Scott Weidensaul, A World on the Wing; The Global Odyssey of Migratory Birds (New York: W.W. Norton, 2021), 385pp.
About 200 years ago John Audubon tied a silver wire to the legs of Eastern Phoebes on his estate in Pennsylvania. He wanted to know if those same birds returned to his property the next year to nest. And so began the fascinating study of bird migrations.
One main takeaway from Scott Weidensaul's remarkable book is how modern technologies have revolutionized migration research in the last twenty years. Today scientists attach nano tag transmitters to birds, some of which weigh a mere two-tenths of a gram. These geolocators provide a "stupefying" amount of Big Data and incredibly precise details, often in near-real time, about bird migrations. There are still many "profound mysteries" about bird migration, and the field is inherently complex and difficult, but much of the guess work has been eliminated.

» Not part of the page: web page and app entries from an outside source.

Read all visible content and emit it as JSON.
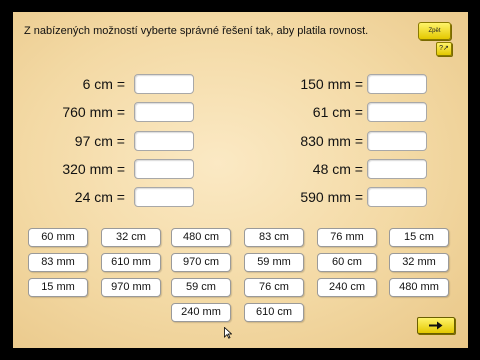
{
  "instruction": "Z nabízených možností vyberte správné řešení tak, aby platila rovnost.",
  "buttons": {
    "back": "Zpět",
    "help": "?↗",
    "next_icon": "arrow-right-icon"
  },
  "equations_left": [
    "6 cm =",
    "760 mm =",
    "97 cm =",
    "320 mm =",
    "24 cm ="
  ],
  "equations_right": [
    "150 mm =",
    "61 cm =",
    "830 mm =",
    "48 cm =",
    "590 mm ="
  ],
  "answers": [
    "60 mm",
    "32 cm",
    "480 cm",
    "83 cm",
    "76 mm",
    "15 cm",
    "83 mm",
    "610 mm",
    "970 cm",
    "59 mm",
    "60 cm",
    "32 mm",
    "15 mm",
    "970 mm",
    "59 cm",
    "76 cm",
    "240 cm",
    "480 mm",
    "240 mm",
    "610 cm"
  ],
  "colors": {
    "background": "#f3d9a4",
    "button_yellow": "#f2dd1a"
  }
}
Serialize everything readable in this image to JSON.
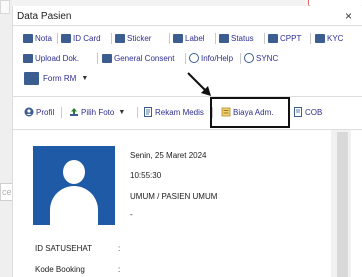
{
  "background": {
    "partial_text": "cer"
  },
  "panel": {
    "title": "Data Pasien",
    "close_glyph": "×"
  },
  "toolbar_row1": [
    {
      "label": "Nota",
      "icon": "printer-icon"
    },
    {
      "label": "ID Card",
      "icon": "printer-icon"
    },
    {
      "label": "Sticker",
      "icon": "printer-icon"
    },
    {
      "label": "Label",
      "icon": "printer-icon"
    },
    {
      "label": "Status",
      "icon": "printer-icon"
    },
    {
      "label": "CPPT",
      "icon": "printer-icon"
    },
    {
      "label": "KYC",
      "icon": "printer-icon"
    }
  ],
  "toolbar_row2": [
    {
      "label": "Upload Dok.",
      "icon": "upload-icon"
    },
    {
      "label": "General Consent",
      "icon": "printer-icon"
    },
    {
      "label": "Info/Help",
      "icon": "info-icon"
    },
    {
      "label": "SYNC",
      "icon": "sync-icon"
    }
  ],
  "form_rm": {
    "label": "Form RM",
    "caret": "▼"
  },
  "tabs": [
    {
      "label": "Profil",
      "icon": "profile-icon"
    },
    {
      "label": "Pilih Foto",
      "icon": "upload-icon",
      "caret": "▼"
    },
    {
      "label": "Rekam Medis",
      "icon": "document-icon"
    },
    {
      "label": "Biaya Adm.",
      "icon": "receipt-icon"
    },
    {
      "label": "COB",
      "icon": "document-icon"
    }
  ],
  "patient": {
    "date": "Senin, 25 Maret 2024",
    "time": "10:55:30",
    "category": "UMUM / PASIEN UMUM",
    "extra": "-"
  },
  "fields": [
    {
      "label": "ID SATUSEHAT",
      "colon": ":"
    },
    {
      "label": "Kode Booking",
      "colon": ":"
    }
  ],
  "colors": {
    "link": "#2f2f8f",
    "icon": "#3b5d8f",
    "avatar_bg": "#1f5aa6",
    "highlight_border": "#111111"
  }
}
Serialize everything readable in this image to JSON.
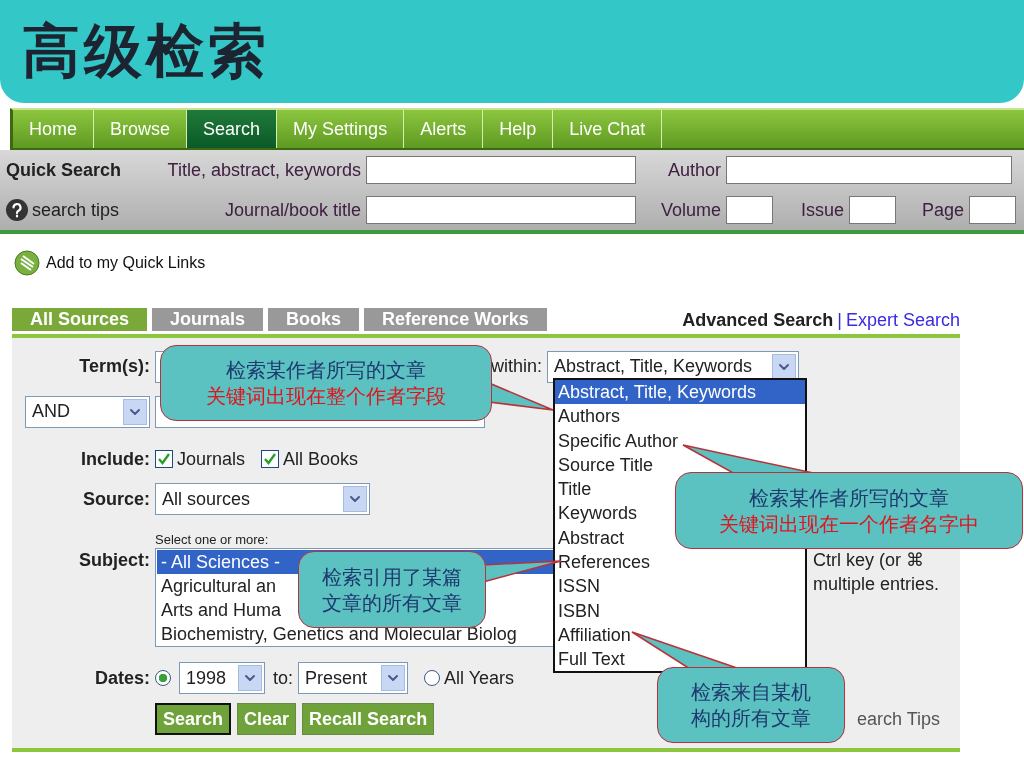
{
  "slide_title": "高级检索",
  "nav": [
    {
      "label": "Home",
      "selected": false
    },
    {
      "label": "Browse",
      "selected": false
    },
    {
      "label": "Search",
      "selected": true
    },
    {
      "label": "My Settings",
      "selected": false
    },
    {
      "label": "Alerts",
      "selected": false
    },
    {
      "label": "Help",
      "selected": false
    },
    {
      "label": "Live Chat",
      "selected": false
    }
  ],
  "quick_search": {
    "title": "Quick Search",
    "help": "search tips",
    "row1": [
      {
        "label": "Title, abstract, keywords"
      },
      {
        "label": "Author"
      }
    ],
    "row2": [
      {
        "label": "Journal/book title"
      },
      {
        "label": "Volume"
      },
      {
        "label": "Issue"
      },
      {
        "label": "Page"
      }
    ]
  },
  "quick_links": "Add to my Quick Links",
  "source_tabs": [
    {
      "label": "All Sources",
      "selected": true
    },
    {
      "label": "Journals",
      "selected": false
    },
    {
      "label": "Books",
      "selected": false
    },
    {
      "label": "Reference Works",
      "selected": false
    }
  ],
  "search_modes": {
    "current": "Advanced Search",
    "separator": "|",
    "link": "Expert Search"
  },
  "form": {
    "term_label": "Term(s):",
    "within_label": "within:",
    "within_value": "Abstract, Title, Keywords",
    "connector": "AND",
    "include_label": "Include:",
    "include": [
      {
        "label": "Journals",
        "checked": true
      },
      {
        "label": "All Books",
        "checked": true
      }
    ],
    "source_label": "Source:",
    "source_value": "All sources",
    "subject_hint": "Select one or more:",
    "subject_label": "Subject:",
    "subjects": [
      {
        "label": "- All Sciences -",
        "selected": true
      },
      {
        "label": "Agricultural an",
        "selected": false
      },
      {
        "label": "Arts and Huma",
        "selected": false
      },
      {
        "label": "Biochemistry, Genetics and Molecular Biolog",
        "selected": false
      }
    ],
    "subject_note": [
      "Ctrl key (or ⌘",
      "multiple entries."
    ],
    "dates_label": "Dates:",
    "from_selected": true,
    "from": "1998",
    "to_label": "to:",
    "to": "Present",
    "all_years": {
      "label": "All Years",
      "selected": false
    },
    "buttons": [
      {
        "label": "Search",
        "default": true
      },
      {
        "label": "Clear",
        "default": false
      },
      {
        "label": "Recall Search",
        "default": false
      }
    ],
    "search_tips": "earch Tips"
  },
  "within_dropdown": [
    {
      "label": "Abstract, Title, Keywords",
      "selected": true
    },
    {
      "label": "Authors",
      "selected": false
    },
    {
      "label": "Specific Author",
      "selected": false
    },
    {
      "label": "Source Title",
      "selected": false
    },
    {
      "label": "Title",
      "selected": false
    },
    {
      "label": "Keywords",
      "selected": false
    },
    {
      "label": "Abstract",
      "selected": false
    },
    {
      "label": "References",
      "selected": false
    },
    {
      "label": "ISSN",
      "selected": false
    },
    {
      "label": "ISBN",
      "selected": false
    },
    {
      "label": "Affiliation",
      "selected": false
    },
    {
      "label": "Full Text",
      "selected": false
    }
  ],
  "callouts": [
    {
      "lines": [
        {
          "text": "检索某作者所写的文章",
          "color": "#1f3a6e"
        },
        {
          "text": "关键词出现在整个作者字段",
          "color": "#e0141e"
        }
      ]
    },
    {
      "lines": [
        {
          "text": "检索某作者所写的文章",
          "color": "#1f3a6e"
        },
        {
          "text": "关键词出现在一个作者名字中",
          "color": "#e0141e"
        }
      ]
    },
    {
      "lines": [
        {
          "text": "检索引用了某篇",
          "color": "#1f3a6e"
        },
        {
          "text": "文章的所有文章",
          "color": "#1f3a6e"
        }
      ]
    },
    {
      "lines": [
        {
          "text": "检索来自某机",
          "color": "#1f3a6e"
        },
        {
          "text": "构的所有文章",
          "color": "#1f3a6e"
        }
      ]
    }
  ]
}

Weidensaul documents dozens of examples of the nearly incomprehensible feats of birds. We know that Arctic terns migrate 50,000 miles a year. Albatrosses with an eleven-foot wing span "between biennial breeding attempts fly 74,000 miles, circumnavigating Antarctica two or three times without ever seeing land." One common swift that was banded lived an unusually long life of 18 years, which meant that over the course of its life it flew some four million miles, most of that without ever landing. Bar-headed geese and ruddy shelducks fly over the Himalayas at an altitude of 4.5 miles, where the temperatures are frigid and the oxygen level is a half to a third that of sea level. Two birds that were tracked together in their 8,000-mile migration landed within twenty miles of each other.
There are few aspects of bird migration that Weidensaul does not explore. His book is equal parts personal memoir, field notes, conservation efforts, scientific inquiry (eg, navigation by the earth's magnetic field), and travelogue. He reflects on his 50-years as "a serious bird geek" who developed a "curiosity bordering on mania" when he was a twelve-year old boy in rural Pennsylvania. Today he's a leading expert on the world's 10,300 bird species. He has written some thirty books; his volume Living on the Wind: Across the Hemisphere with Migratory Birds (1999) was a finalist for the Pulitzer Prize.
Dan Clendenin: email@example.com